By Jay Janner. Austin American-Statesman, Jan. 31, 2008.

I remember the first time I heard the music of Zeitgeist. It was 1986. I was 17 years old, and in a dingy theater in Houston waiting for Los Angeles punk band T.S.O.L. to take the stage. There was a song playing on the PA system that caught my attention. It had a great guitar sound and two singers — a somewhat rough-sounding man and a woman with a sweet voice. The music was fresh and exciting, and it sounded nothing like the band I was waiting to see. I was told the song was “Things Don’t Change” by an Austin band called Zeitgeist.

The next time I was in Austin, I bought a copy of their debut release on cassette at Waterloo Records, and I became a lifelong fan.
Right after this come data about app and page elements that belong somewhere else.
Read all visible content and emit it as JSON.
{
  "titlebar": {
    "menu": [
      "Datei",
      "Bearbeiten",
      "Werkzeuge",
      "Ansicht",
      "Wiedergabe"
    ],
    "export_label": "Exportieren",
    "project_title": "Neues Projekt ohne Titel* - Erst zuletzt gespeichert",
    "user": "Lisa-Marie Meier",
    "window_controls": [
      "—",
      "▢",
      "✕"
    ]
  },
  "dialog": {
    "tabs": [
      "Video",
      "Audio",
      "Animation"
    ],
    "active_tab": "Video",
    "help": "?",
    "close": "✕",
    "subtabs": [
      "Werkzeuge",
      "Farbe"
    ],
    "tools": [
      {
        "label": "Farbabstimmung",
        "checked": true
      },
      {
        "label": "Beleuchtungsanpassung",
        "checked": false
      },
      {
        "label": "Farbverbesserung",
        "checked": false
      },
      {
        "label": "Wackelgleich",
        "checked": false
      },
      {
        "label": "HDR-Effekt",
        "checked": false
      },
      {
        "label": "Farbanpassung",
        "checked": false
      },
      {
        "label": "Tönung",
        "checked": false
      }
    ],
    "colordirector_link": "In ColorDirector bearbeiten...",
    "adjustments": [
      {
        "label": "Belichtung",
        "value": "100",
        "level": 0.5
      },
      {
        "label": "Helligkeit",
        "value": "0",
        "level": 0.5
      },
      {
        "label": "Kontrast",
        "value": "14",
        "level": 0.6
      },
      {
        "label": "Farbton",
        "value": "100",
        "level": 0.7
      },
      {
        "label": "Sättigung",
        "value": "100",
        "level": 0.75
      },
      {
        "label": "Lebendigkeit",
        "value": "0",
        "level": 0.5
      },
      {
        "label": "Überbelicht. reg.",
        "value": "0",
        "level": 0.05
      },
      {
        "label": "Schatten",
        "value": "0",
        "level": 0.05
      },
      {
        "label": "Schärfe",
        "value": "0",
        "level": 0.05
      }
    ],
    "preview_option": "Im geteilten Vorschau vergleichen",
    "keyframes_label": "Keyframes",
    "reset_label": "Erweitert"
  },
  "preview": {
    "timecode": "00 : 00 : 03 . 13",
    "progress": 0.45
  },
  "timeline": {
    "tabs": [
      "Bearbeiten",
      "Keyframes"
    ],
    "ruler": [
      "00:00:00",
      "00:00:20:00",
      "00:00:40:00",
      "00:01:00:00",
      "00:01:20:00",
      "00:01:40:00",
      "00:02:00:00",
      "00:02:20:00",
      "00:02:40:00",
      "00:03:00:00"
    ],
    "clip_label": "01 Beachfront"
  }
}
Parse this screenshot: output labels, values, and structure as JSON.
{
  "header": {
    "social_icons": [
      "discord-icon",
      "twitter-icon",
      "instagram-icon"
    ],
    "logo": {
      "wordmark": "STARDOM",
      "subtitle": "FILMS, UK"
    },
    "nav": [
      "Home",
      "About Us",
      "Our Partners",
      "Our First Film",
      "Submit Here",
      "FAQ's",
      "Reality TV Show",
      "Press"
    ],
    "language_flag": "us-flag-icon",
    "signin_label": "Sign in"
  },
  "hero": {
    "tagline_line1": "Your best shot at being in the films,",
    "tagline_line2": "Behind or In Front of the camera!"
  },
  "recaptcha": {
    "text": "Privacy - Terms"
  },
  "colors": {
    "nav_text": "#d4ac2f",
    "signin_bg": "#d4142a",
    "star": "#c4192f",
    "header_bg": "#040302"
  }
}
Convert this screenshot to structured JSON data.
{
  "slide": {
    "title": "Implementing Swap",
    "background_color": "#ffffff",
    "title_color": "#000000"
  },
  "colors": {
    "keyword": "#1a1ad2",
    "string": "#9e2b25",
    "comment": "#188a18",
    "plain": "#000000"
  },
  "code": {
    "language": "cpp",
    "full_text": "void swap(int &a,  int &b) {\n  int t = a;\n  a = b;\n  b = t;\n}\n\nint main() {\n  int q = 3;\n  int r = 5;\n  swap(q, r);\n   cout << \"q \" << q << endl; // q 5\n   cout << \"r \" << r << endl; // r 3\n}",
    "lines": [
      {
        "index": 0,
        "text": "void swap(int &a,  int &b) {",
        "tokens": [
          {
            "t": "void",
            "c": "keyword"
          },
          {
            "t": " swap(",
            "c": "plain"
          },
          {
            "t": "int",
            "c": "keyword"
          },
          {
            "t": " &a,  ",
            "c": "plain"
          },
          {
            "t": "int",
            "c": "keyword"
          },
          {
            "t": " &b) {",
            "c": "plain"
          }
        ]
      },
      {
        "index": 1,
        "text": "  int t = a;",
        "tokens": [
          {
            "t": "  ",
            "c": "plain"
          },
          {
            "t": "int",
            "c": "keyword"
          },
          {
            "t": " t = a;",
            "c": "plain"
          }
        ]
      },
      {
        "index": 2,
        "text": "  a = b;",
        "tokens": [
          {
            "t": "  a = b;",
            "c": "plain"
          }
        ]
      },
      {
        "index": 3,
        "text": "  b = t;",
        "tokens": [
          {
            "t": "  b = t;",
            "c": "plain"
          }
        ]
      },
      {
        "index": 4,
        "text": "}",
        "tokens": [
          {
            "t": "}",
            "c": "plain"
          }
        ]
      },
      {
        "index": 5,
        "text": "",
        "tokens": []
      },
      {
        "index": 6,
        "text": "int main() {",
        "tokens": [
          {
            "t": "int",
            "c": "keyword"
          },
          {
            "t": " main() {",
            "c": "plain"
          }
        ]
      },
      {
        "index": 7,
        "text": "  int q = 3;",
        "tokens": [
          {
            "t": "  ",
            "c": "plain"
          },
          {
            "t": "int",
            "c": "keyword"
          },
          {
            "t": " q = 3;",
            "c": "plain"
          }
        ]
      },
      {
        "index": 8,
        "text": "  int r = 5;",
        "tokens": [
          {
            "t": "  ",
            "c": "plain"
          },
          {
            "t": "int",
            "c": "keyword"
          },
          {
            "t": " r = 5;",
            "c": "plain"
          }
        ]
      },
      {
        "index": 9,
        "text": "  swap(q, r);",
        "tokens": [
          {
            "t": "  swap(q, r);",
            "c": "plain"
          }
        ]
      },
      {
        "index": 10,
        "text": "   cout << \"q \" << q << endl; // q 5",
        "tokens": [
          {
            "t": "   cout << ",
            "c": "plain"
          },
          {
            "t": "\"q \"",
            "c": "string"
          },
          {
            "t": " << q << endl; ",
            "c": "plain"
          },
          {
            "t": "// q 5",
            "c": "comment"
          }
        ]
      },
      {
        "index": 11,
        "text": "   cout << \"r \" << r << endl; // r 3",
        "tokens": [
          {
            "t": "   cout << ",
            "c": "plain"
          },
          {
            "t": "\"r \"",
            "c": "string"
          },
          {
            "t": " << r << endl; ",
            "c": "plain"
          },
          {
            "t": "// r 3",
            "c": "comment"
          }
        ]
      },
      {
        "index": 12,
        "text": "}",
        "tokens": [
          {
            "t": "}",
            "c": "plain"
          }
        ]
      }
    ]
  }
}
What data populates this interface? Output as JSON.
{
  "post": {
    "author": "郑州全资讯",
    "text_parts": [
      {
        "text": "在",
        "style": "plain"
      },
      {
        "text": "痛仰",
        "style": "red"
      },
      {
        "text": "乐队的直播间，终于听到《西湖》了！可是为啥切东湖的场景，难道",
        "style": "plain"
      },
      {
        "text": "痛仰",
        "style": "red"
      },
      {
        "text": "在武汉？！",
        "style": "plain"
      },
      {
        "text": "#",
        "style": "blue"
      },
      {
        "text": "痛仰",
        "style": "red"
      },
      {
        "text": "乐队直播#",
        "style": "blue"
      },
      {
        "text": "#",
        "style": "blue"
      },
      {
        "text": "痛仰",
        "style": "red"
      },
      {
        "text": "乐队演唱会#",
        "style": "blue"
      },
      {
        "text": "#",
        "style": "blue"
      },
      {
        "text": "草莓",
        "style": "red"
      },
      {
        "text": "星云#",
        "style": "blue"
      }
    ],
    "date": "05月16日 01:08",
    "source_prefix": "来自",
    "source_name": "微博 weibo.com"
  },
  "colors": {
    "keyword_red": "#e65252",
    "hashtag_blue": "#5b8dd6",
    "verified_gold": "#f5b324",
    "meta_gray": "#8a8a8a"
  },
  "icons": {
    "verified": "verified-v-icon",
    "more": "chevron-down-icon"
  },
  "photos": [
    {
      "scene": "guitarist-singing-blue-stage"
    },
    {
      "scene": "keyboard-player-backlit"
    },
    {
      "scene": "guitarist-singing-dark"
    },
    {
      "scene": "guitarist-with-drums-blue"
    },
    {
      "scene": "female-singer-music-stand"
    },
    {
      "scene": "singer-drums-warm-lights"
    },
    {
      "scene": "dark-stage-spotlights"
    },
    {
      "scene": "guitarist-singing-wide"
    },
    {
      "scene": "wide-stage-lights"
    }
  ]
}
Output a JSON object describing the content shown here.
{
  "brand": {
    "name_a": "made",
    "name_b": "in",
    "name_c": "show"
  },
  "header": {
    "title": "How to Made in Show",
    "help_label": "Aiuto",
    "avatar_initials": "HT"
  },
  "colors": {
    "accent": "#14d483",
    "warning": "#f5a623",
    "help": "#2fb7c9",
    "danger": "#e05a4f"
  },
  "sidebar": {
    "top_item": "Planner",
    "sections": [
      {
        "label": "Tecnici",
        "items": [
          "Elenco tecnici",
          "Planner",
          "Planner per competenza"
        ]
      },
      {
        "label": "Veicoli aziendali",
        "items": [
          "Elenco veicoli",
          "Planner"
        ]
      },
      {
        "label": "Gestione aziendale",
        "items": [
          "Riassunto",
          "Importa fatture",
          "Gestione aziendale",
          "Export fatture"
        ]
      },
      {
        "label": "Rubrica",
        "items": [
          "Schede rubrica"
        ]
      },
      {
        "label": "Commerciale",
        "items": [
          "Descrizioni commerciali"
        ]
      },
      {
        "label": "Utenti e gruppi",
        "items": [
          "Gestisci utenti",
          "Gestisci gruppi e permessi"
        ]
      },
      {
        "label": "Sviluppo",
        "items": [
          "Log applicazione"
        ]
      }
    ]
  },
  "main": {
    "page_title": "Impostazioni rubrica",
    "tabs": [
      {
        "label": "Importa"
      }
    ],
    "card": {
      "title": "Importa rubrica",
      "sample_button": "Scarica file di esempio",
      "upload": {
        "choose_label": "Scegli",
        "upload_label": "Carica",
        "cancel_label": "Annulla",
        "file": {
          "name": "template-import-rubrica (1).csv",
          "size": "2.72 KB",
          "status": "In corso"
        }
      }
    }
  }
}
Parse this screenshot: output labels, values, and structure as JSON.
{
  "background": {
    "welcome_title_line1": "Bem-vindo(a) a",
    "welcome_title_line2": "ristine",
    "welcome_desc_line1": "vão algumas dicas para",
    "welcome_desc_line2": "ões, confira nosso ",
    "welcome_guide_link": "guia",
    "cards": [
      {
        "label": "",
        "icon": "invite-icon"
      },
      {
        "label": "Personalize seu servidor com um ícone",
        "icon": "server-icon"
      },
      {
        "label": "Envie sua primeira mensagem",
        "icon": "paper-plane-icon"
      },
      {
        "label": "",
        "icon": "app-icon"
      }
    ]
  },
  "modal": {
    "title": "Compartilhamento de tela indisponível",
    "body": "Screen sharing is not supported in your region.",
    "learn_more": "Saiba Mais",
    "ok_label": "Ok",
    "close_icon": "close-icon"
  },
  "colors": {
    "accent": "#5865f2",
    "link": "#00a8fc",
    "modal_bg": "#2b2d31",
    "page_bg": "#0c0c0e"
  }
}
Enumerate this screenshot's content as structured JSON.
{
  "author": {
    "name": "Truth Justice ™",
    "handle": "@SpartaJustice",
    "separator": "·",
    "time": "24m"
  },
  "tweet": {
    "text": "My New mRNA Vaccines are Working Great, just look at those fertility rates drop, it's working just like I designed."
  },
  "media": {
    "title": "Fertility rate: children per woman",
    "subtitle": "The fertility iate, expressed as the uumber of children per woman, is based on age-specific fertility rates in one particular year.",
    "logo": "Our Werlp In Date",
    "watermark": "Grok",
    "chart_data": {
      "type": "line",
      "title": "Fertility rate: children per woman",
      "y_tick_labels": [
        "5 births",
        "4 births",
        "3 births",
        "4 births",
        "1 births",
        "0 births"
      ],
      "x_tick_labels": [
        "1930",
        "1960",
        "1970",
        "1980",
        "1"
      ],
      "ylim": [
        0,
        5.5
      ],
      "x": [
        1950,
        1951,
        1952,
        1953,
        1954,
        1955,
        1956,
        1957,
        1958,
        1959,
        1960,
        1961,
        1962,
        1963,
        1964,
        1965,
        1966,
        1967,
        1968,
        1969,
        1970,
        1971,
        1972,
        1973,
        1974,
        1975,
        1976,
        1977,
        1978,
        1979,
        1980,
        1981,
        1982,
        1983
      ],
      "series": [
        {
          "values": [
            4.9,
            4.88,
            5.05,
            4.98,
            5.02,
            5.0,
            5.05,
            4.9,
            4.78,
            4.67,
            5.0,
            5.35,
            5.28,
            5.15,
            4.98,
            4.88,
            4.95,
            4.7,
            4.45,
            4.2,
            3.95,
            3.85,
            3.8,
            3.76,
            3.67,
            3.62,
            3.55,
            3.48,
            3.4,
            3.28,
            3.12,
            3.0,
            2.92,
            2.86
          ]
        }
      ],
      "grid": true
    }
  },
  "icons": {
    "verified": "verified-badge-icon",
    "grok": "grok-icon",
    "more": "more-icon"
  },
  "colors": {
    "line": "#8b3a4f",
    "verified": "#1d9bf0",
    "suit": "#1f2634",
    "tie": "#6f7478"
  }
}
I played that tape hundreds of times in my first car, and I’ve never stopped listening to them.

On Jan. 23, 1987, I saw them perform at Eastgate Live, a small club in my hometown, Bryan/College Station. The club was nearly empty, and it seemed as if they were playing just for my small group of friends. They gave it their all, and I’ve never forgotten it. I was a senior in high school, with a passion for photography. I brought my Nikon and shot a roll of black-and-white film of the band in action on the dimly lit stage. About a year later on April 22, 1988, I saw them again at the same club. By this time they had changed their name to the Reivers and released their second album.

There was a sizable crowd waiting for the band this time. I bought a T-shirt with a Reivers logo that resembled the Texas Rangers logo. The band took the stage and blew us away. I had my camera with me again. It was primitive compared with the 8-frames-per-second high-tech digital cameras that I use today. I was a year further along in my photography studies, and my pictures showed a little improvement in my meager skills. This time I shot a roll and a half of black-and-white film.

The photos I made of Zeitgeist/the Reivers in 1987 and ’88 have never been published. I was a young, inexperienced photography student when I took them. The photos are not great by my standards today, but they mean a lot to me because they capture one of my favorite bands at its peak.